I don’t think that it’s any real secret that female writers and directors in Hollywood not only are a rare bunch, but that their influence in the industry pales in comparison to their male counterparts. We’ve spoken about this more than once here at The Awards Circuit, but I wanted to point out a recent piece in the opinion pages of The New York Times that writer/director Martha Coolidge penned (found here) on just that. She’s got a lot to say about the “Celluloid Celing” and how women can gain influence in Hollywood, so I’ll let her speak for herself after the jump. It’s a good read (as well as hopefully starts a debate worth having), and you can see it below, so take a look…

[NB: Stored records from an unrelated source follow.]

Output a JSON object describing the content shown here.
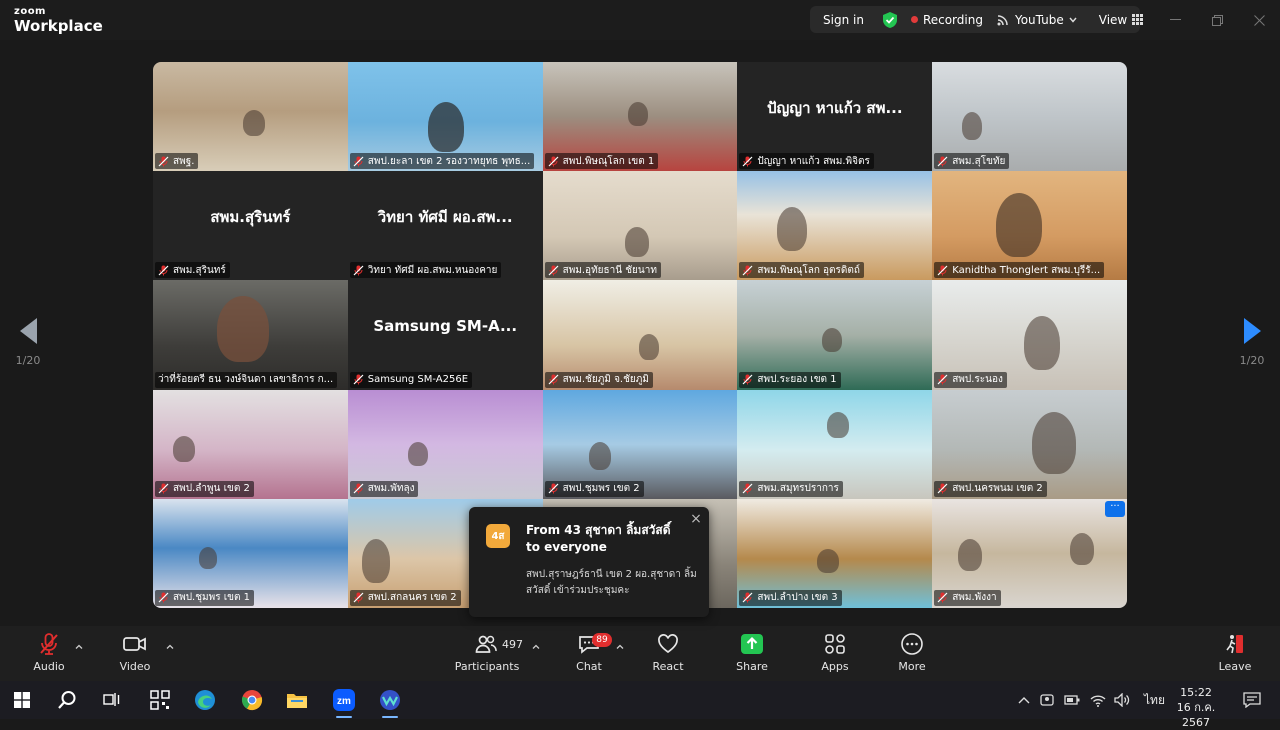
{
  "app": {
    "brand_small": "zoom",
    "brand_large": "Workplace"
  },
  "titlebar": {
    "sign_in": "Sign in",
    "recording": "Recording",
    "youtube": "YouTube",
    "view": "View"
  },
  "nav": {
    "left_page": "1/20",
    "right_page": "1/20"
  },
  "tiles": [
    {
      "name": "สพฐ.",
      "center": ""
    },
    {
      "name": "สพป.ยะลา เขต 2 รองวาทยุทธ พุทธ...",
      "center": ""
    },
    {
      "name": "สพป.พิษณุโลก เขต 1",
      "center": ""
    },
    {
      "name": "ปัญญา หาแก้ว สพม.พิจิตร",
      "center": "ปัญญา หาแก้ว สพ..."
    },
    {
      "name": "สพม.สุโขทัย",
      "center": ""
    },
    {
      "name": "สพม.สุรินทร์",
      "center": "สพม.สุรินทร์"
    },
    {
      "name": "วิทยา ทัศมี ผอ.สพม.หนองคาย",
      "center": "วิทยา ทัศมี ผอ.สพ..."
    },
    {
      "name": "สพม.อุทัยธานี ชัยนาท",
      "center": ""
    },
    {
      "name": "สพม.พิษณุโลก อุตรดิตถ์",
      "center": ""
    },
    {
      "name": "Kanidtha Thonglert สพม.บุรีรั...",
      "center": ""
    },
    {
      "name": "ว่าที่ร้อยตรี ธน วงษ์จินดา เลขาธิการ ก...",
      "center": ""
    },
    {
      "name": "Samsung SM-A256E",
      "center": "Samsung  SM-A..."
    },
    {
      "name": "สพม.ชัยภูมิ จ.ชัยภูมิ",
      "center": ""
    },
    {
      "name": "สพป.ระยอง เขต 1",
      "center": ""
    },
    {
      "name": "สพป.ระนอง",
      "center": ""
    },
    {
      "name": "สพป.ลำพูน เขต 2",
      "center": ""
    },
    {
      "name": "สพม.พัทลุง",
      "center": ""
    },
    {
      "name": "สพป.ชุมพร เขต 2",
      "center": ""
    },
    {
      "name": "สพม.สมุทรปราการ",
      "center": ""
    },
    {
      "name": "สพป.นครพนม เขต 2",
      "center": ""
    },
    {
      "name": "สพป.ชุมพร เขต 1",
      "center": ""
    },
    {
      "name": "สพป.สกลนคร เขต 2",
      "center": ""
    },
    {
      "name": "",
      "center": ""
    },
    {
      "name": "สพป.ลำปาง เขต 3",
      "center": ""
    },
    {
      "name": "สพม.พังงา",
      "center": ""
    }
  ],
  "tile_more": "···",
  "chat_toast": {
    "avatar": "4ส",
    "title": "From 43 สุชาดา  ลิ้มสวัสดิ์ to everyone",
    "message": "สพป.สุราษฎร์ธานี เขต 2  ผอ.สุชาดา ลิ้มสวัสดิ์ เข้าร่วมประชุมคะ",
    "close": "×"
  },
  "toolbar": {
    "audio": "Audio",
    "video": "Video",
    "participants": "Participants",
    "participants_count": "497",
    "chat": "Chat",
    "chat_badge": "89",
    "react": "React",
    "share": "Share",
    "apps": "Apps",
    "more": "More",
    "leave": "Leave"
  },
  "taskbar": {
    "language": "ไทย",
    "time": "15:22",
    "date": "16 ก.ค. 2567",
    "zoom_app": "zm"
  },
  "colors": {
    "accent": "#2d8cff",
    "share_green": "#23c552",
    "mute_red": "#e02e2e",
    "active_speaker": "#2fcf6e"
  }
}
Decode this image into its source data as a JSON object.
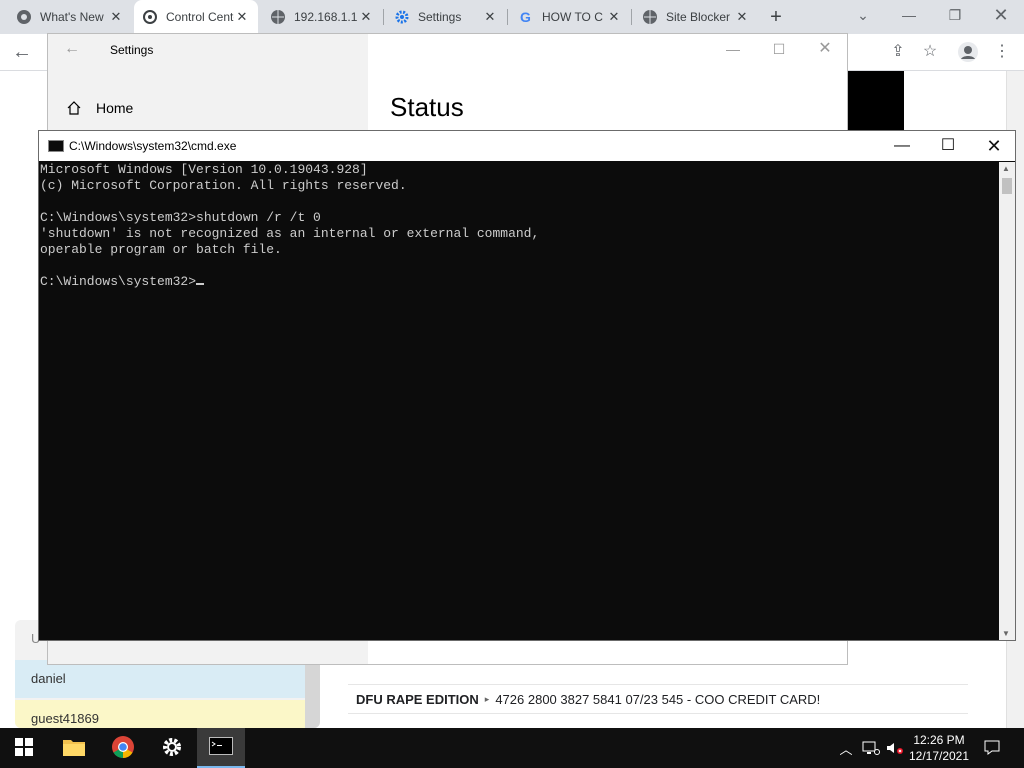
{
  "browser": {
    "tabs": [
      {
        "title": "What's New",
        "icon": "chrome-icon"
      },
      {
        "title": "Control Center",
        "icon": "control-center-icon"
      },
      {
        "title": "192.168.1.1",
        "icon": "globe-icon"
      },
      {
        "title": "Settings",
        "icon": "gear-icon"
      },
      {
        "title": "HOW TO C",
        "icon": "google-icon"
      },
      {
        "title": "Site Blocker",
        "icon": "globe-icon"
      }
    ],
    "new_tab": "+",
    "tab_close": "✕"
  },
  "settings_window": {
    "title": "Settings",
    "nav_home": "Home",
    "heading": "Status"
  },
  "cmd_window": {
    "title": "C:\\Windows\\system32\\cmd.exe",
    "lines": [
      "Microsoft Windows [Version 10.0.19043.928]",
      "(c) Microsoft Corporation. All rights reserved.",
      "",
      "C:\\Windows\\system32>shutdown /r /t 0",
      "'shutdown' is not recognized as an internal or external command,",
      "operable program or batch file.",
      "",
      "C:\\Windows\\system32>"
    ]
  },
  "background_page": {
    "users": [
      "daniel",
      "guest41869"
    ],
    "user_header": "U",
    "chat": {
      "name": "DFU RAPE EDITION",
      "message": "4726 2800 3827 5841 07/23 545 - COO CREDIT CARD!"
    }
  },
  "taskbar": {
    "time": "12:26 PM",
    "date": "12/17/2021"
  },
  "colors": {
    "console_bg": "#0c0c0c",
    "console_text": "#cccccc",
    "taskbar": "#101010"
  }
}
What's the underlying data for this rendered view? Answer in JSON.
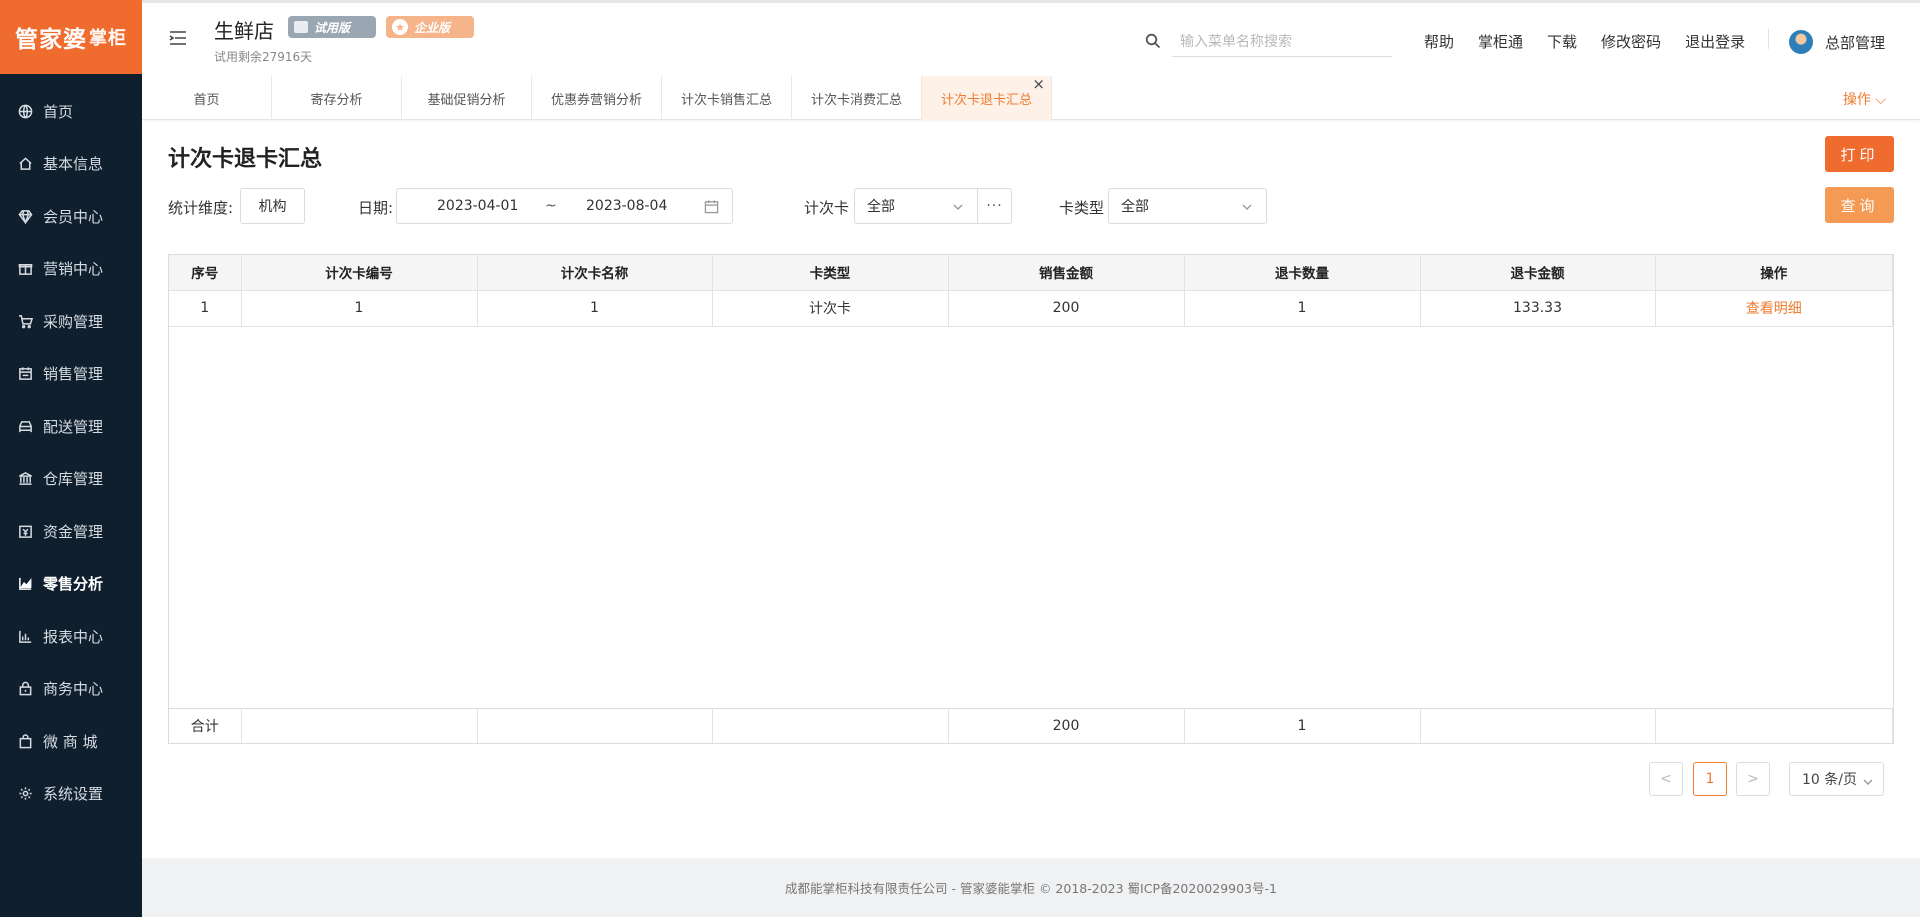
{
  "logo": {
    "main": "管家婆",
    "sub": "掌柜"
  },
  "sidebar": {
    "items": [
      {
        "label": "首页",
        "icon": "globe-icon"
      },
      {
        "label": "基本信息",
        "icon": "home-icon"
      },
      {
        "label": "会员中心",
        "icon": "diamond-icon"
      },
      {
        "label": "营销中心",
        "icon": "gift-icon"
      },
      {
        "label": "采购管理",
        "icon": "cart-icon"
      },
      {
        "label": "销售管理",
        "icon": "calendar-icon"
      },
      {
        "label": "配送管理",
        "icon": "car-icon"
      },
      {
        "label": "仓库管理",
        "icon": "bank-icon"
      },
      {
        "label": "资金管理",
        "icon": "money-icon"
      },
      {
        "label": "零售分析",
        "icon": "area-chart-icon",
        "active": true
      },
      {
        "label": "报表中心",
        "icon": "bar-chart-icon"
      },
      {
        "label": "商务中心",
        "icon": "lock-icon"
      },
      {
        "label": "微 商 城",
        "icon": "shop-icon"
      },
      {
        "label": "系统设置",
        "icon": "gear-icon"
      }
    ]
  },
  "header": {
    "store_name": "生鲜店",
    "badge_trial": "试用版",
    "badge_enterprise": "企业版",
    "trial_days": "试用剩余27916天",
    "search_placeholder": "输入菜单名称搜索",
    "links": [
      "帮助",
      "掌柜通",
      "下载",
      "修改密码",
      "退出登录"
    ],
    "user_name": "总部管理"
  },
  "tabs": {
    "items": [
      "首页",
      "寄存分析",
      "基础促销分析",
      "优惠券营销分析",
      "计次卡销售汇总",
      "计次卡消费汇总",
      "计次卡退卡汇总"
    ],
    "active_index": 6,
    "close": "×",
    "ops_label": "操作 ⌵"
  },
  "page": {
    "title": "计次卡退卡汇总",
    "print_label": "打印",
    "query_label": "查询"
  },
  "filters": {
    "dimension_label": "统计维度:",
    "dimension_value": "机构",
    "date_label": "日期:",
    "date_from": "2023-04-01",
    "date_sep": "~",
    "date_to": "2023-08-04",
    "card_label": "计次卡",
    "card_value": "全部",
    "more": "···",
    "type_label": "卡类型",
    "type_value": "全部"
  },
  "table": {
    "columns": [
      "序号",
      "计次卡编号",
      "计次卡名称",
      "卡类型",
      "销售金额",
      "退卡数量",
      "退卡金额",
      "操作"
    ],
    "rows": [
      {
        "no": "1",
        "code": "1",
        "name": "1",
        "type": "计次卡",
        "sales": "200",
        "qty": "1",
        "refund": "133.33",
        "action": "查看明细"
      }
    ],
    "footer": {
      "label": "合计",
      "code": "",
      "name": "",
      "type": "",
      "sales": "200",
      "qty": "1",
      "refund": "",
      "action": ""
    }
  },
  "pagination": {
    "prev": "<",
    "current": "1",
    "next": ">",
    "page_size": "10 条/页"
  },
  "footer": {
    "text": "成都能掌柜科技有限责任公司 - 管家婆能掌柜 © 2018-2023 蜀ICP备2020029903号-1"
  },
  "colors": {
    "accent": "#ef6b2e",
    "sidebar_bg": "#0f1f2e",
    "link": "#ef7b31"
  }
}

I was raised to believe I was equal and discovered, working in movies, that this wasn’t true. I’ve spent my life trying to change that. Though female directors are now a small part of the industry, we are an invisible minority. Even in government, we lack representation. It feels like we’ve gone backward. The cultural dismissal of women is so ingrained that the public, including women, doesn’t seem to perceive a problem.
For example, in the movie world, Steven Spielberg has always been seen as the quintessential wunderkind. And studios are always on the lookout for the next “boy wonder.” Thousands of would-be directors enter film school every year believing they could be the one, but only the best achieve careers. For a guy, competition is fierce, but for a woman, winning the lottery is a safer bet.
So how can we foster the first “girl wonder”?
Here is my dramatic answer: I believe we should legislate an intervention in hiring practices, similar to a civil rights or equal opportunity employment act against discrimination in private organizations. Are Republicans and Democrats going to join hands to pass this? No.
So here are my other ideas.
1. We should learn to identify with female heroes and leaders. This will open up all genres to women and empower female directors to tell stories the mass audience wants to see.
2. Young women should believe successful directing careers are within their reach. They should then train and hone their craft.
3. Producers and studios should hire many more women than they do now and truly embrace the belief that one of them could be “it.” They should judge women on the strength of their ideas and work, not on their sex appeal.
4. Producers shouldn’t limit women to lower budget films. They should expect them to handle big crews, big budgets, big ideas and big stars.
5. All of us, parents and teachers starting in childhood, and later men in the business, should never ask girls and/or women to play into gender-based feminine behavior.
6. Competitive women in particular should want success as a director before anything else, like finding a man or having a family. Successful directors are workaholics who define themselves by their careers and seek the company of their creative colleagues.
7. Women should feel secure with power, employing and delegating to others, and making decisions alone.
8. As a culture, we should embrace women in command. We should accept their eccentric behavior, and at times, the tantrums that come along with the extreme pressures of producing great work. Most women directors learn to walk a delicate line between being “difficult” and wimpy. Male directors don’t waste time or energy on this.
9. We should remember that men and women are equals. The emphasis on the differences of our genders in marketing, sports, school and, most problematic of all, religion, is not doing us any favors in show business.
10. We should glamorize female directors: mythologize them and promote their successes. Only then will the younger generations grasp, in a realistic and exciting way, the possibility of a movie-making “girl wonder.”
-Thoughts? Discuss in the comments!